“While Cyber Monday will be great and so far it looks really good, Thanksgiving [sales] will be much larger,” Goldberger told WWD Monday afternoon. “Guests are definitely shopping earlier — meaning before Cyber Monday. We talk about Black Friday, but our Black Friday is Thursday, [and guests are] shopping even earlier in the day. Sales went live 3 a.m. Central Time, and we had an initial rush of orders.”
The deals offered by Target on Thursday were consistent in-store and on target.com — part of the retailer’s omnichannel strategy that’s been a focus for the past two years, according to Goldberger. He said the retailer presents online and brick-and-mortar as “one Target.” The retailer began offering free Wi-Fi in all of its stores in October 2012 and last month set up a program allowing customers to buy online and pick up in store. There are also many items showcased on target.com that are only sold in-store — like groceries — but they are still visible on the Web site so consumers can see what’s available.
Target.com offered specific Cyber Monday deals, including a promotion where if consumers bought one full-price item of men’s or women’s apparel, jewelry, accessories and shoes, they get a second one for 60 percent off.
The final tally for Cyber Monday sales will be ready today. Last year, excluding mobile, Cyber Monday generated $1.465 billion in sales, a 17.1 percent rise over a year earlier.
A survey conducted by Prosper Insights & Analytics over the weekend for the NRF projected that upwards of 131 million people, or 54.8 percent of those surveyed, would shop online Cyber Monday, up from last year’s 129 million. About 19 percent of shoppers surveyed, or 24.8 million people, said they plan to shop on their mobile device, a 22 percent rise over the 20.4 million last year and a significant jump from the 3.7 million who shopped via mobile in 2009.
What’s still not clear is how all the holiday sales are going to impact profit margins once the season is over.
Laura Gurski, partner and global leader of the Consumer Product & Retail Practice at management consulting firm A.T. Kearney, contended that promotions starting as early as right after Halloween resulted in consumers essentially skipping Thanksgiving as a major shopping event. Thanksgiving sales ate into Black Friday, and she called items for sale over last weekend “overly promoted and significantly discounted” — with retailers sacrificing their margins for volume, even though it didn’t quite “pay out for them.”
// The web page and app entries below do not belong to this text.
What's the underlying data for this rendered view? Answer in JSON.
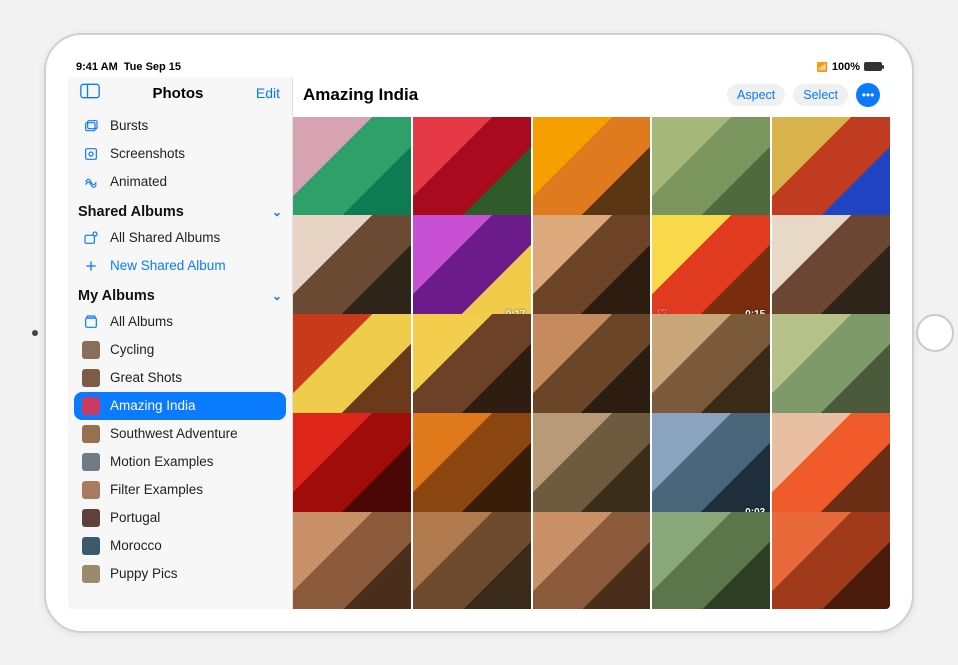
{
  "status": {
    "time": "9:41 AM",
    "date": "Tue Sep 15",
    "battery": "100%"
  },
  "sidebar": {
    "title": "Photos",
    "edit": "Edit",
    "mediaTypes": [
      {
        "label": "Bursts",
        "icon": "bursts"
      },
      {
        "label": "Screenshots",
        "icon": "screenshots"
      },
      {
        "label": "Animated",
        "icon": "animated"
      }
    ],
    "sharedSection": "Shared Albums",
    "sharedItems": [
      {
        "label": "All Shared Albums",
        "icon": "shared"
      },
      {
        "label": "New Shared Album",
        "icon": "plus",
        "action": true
      }
    ],
    "mySection": "My Albums",
    "myItems": [
      {
        "label": "All Albums",
        "icon": "albums",
        "thumb": null
      },
      {
        "label": "Cycling",
        "thumb": "#8a6e5a"
      },
      {
        "label": "Great Shots",
        "thumb": "#7c5c46"
      },
      {
        "label": "Amazing India",
        "thumb": "#c73b63",
        "selected": true
      },
      {
        "label": "Southwest Adventure",
        "thumb": "#97704e"
      },
      {
        "label": "Motion Examples",
        "thumb": "#6d7c87"
      },
      {
        "label": "Filter Examples",
        "thumb": "#a97c5f"
      },
      {
        "label": "Portugal",
        "thumb": "#5e4239"
      },
      {
        "label": "Morocco",
        "thumb": "#3b5a6e"
      },
      {
        "label": "Puppy Pics",
        "thumb": "#9c8a6f"
      }
    ]
  },
  "main": {
    "title": "Amazing India",
    "actions": {
      "aspect": "Aspect",
      "select": "Select"
    },
    "photos": [
      {
        "colors": [
          "#d7a2b2",
          "#2fa06a",
          "#0e7b53"
        ],
        "badge": null
      },
      {
        "colors": [
          "#e63946",
          "#a80b1f",
          "#2f5a2a"
        ],
        "badge": null
      },
      {
        "colors": [
          "#f59f00",
          "#e07a1f",
          "#5a3512"
        ],
        "badge": null
      },
      {
        "colors": [
          "#a5b87a",
          "#7a955e",
          "#4e6a3e"
        ],
        "badge": null
      },
      {
        "colors": [
          "#d8b24a",
          "#c03b1f",
          "#2044c2"
        ],
        "badge": null
      },
      {
        "colors": [
          "#e8d4c4",
          "#6b4a33",
          "#2f2419"
        ],
        "badge": null
      },
      {
        "colors": [
          "#c74fd4",
          "#6b1c8a",
          "#f0cc4a"
        ],
        "badge": "0:17"
      },
      {
        "colors": [
          "#dba97b",
          "#6e4428",
          "#2d1d10"
        ],
        "badge": null
      },
      {
        "colors": [
          "#f9d84a",
          "#e03a1f",
          "#7a2c0e"
        ],
        "badge": "0:15",
        "fav": true
      },
      {
        "colors": [
          "#e8d8c8",
          "#6b4633",
          "#2f2419"
        ],
        "badge": null
      },
      {
        "colors": [
          "#c93a1a",
          "#f0cc4c",
          "#6b3a1a"
        ],
        "badge": null
      },
      {
        "colors": [
          "#f2cc4a",
          "#6b4228",
          "#2e1d10"
        ],
        "badge": null
      },
      {
        "colors": [
          "#c58a5e",
          "#6b4528",
          "#2d1d10"
        ],
        "badge": null
      },
      {
        "colors": [
          "#c9a67a",
          "#7a5a3a",
          "#3a2a18"
        ],
        "badge": null
      },
      {
        "colors": [
          "#b7c28a",
          "#7e9a6a",
          "#4a5a3a"
        ],
        "badge": null
      },
      {
        "colors": [
          "#e0261a",
          "#a00c0a",
          "#4a0705"
        ],
        "badge": null
      },
      {
        "colors": [
          "#e07a1a",
          "#8a4510",
          "#3a1d08"
        ],
        "badge": null
      },
      {
        "colors": [
          "#b89a78",
          "#6e5a3e",
          "#3a2e1a"
        ],
        "badge": null
      },
      {
        "colors": [
          "#8aa4c0",
          "#4a667a",
          "#1e2e3a"
        ],
        "badge": "0:03"
      },
      {
        "colors": [
          "#e8bfa2",
          "#f05a2a",
          "#6a2e14"
        ],
        "badge": null
      },
      {
        "colors": [
          "#c99068",
          "#8a5a3a",
          "#4a2e1a"
        ],
        "badge": null
      },
      {
        "colors": [
          "#b07a4e",
          "#6e4a2e",
          "#3a2a1a"
        ],
        "badge": null
      },
      {
        "colors": [
          "#c99068",
          "#8a5a3a",
          "#4a2e1a"
        ],
        "badge": null
      },
      {
        "colors": [
          "#8aa87a",
          "#5a764a",
          "#2e3e24"
        ],
        "badge": null
      },
      {
        "colors": [
          "#e86a3a",
          "#a03a1a",
          "#4a1a0a"
        ],
        "badge": null
      }
    ]
  }
}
But the biggest story for Gurski this season with respect to online is the behavioral shift in the way consumers are buying. She explained that online shoppers typically make a “point purchase” — meaning they know what they are going to buy, and they likely aren’t going to buy several items at once out of convenience because they are all sold on the same site. This has taught consumers to look for a deal in every element of the purchase — and this is increasingly transcending the in-store shopping experience.
“If you’re buying a TV and you need a stand, you won’t buy them together — whereas in the past you might have bought everything you needed at one time. We’re seeing consumers walk into a brick-and-mortar store and shop as if they’re online: buying just one item,” Gurski said.
She added that mobile has contributed to this phenomenon. With mobile apps, shoppers can buy additional items online, even before they check out of the store. “It’s become a new way to ‘chore stack,’ preempting the need to drive to multiple locations and having those other items mailed to you instead,” Gurski said.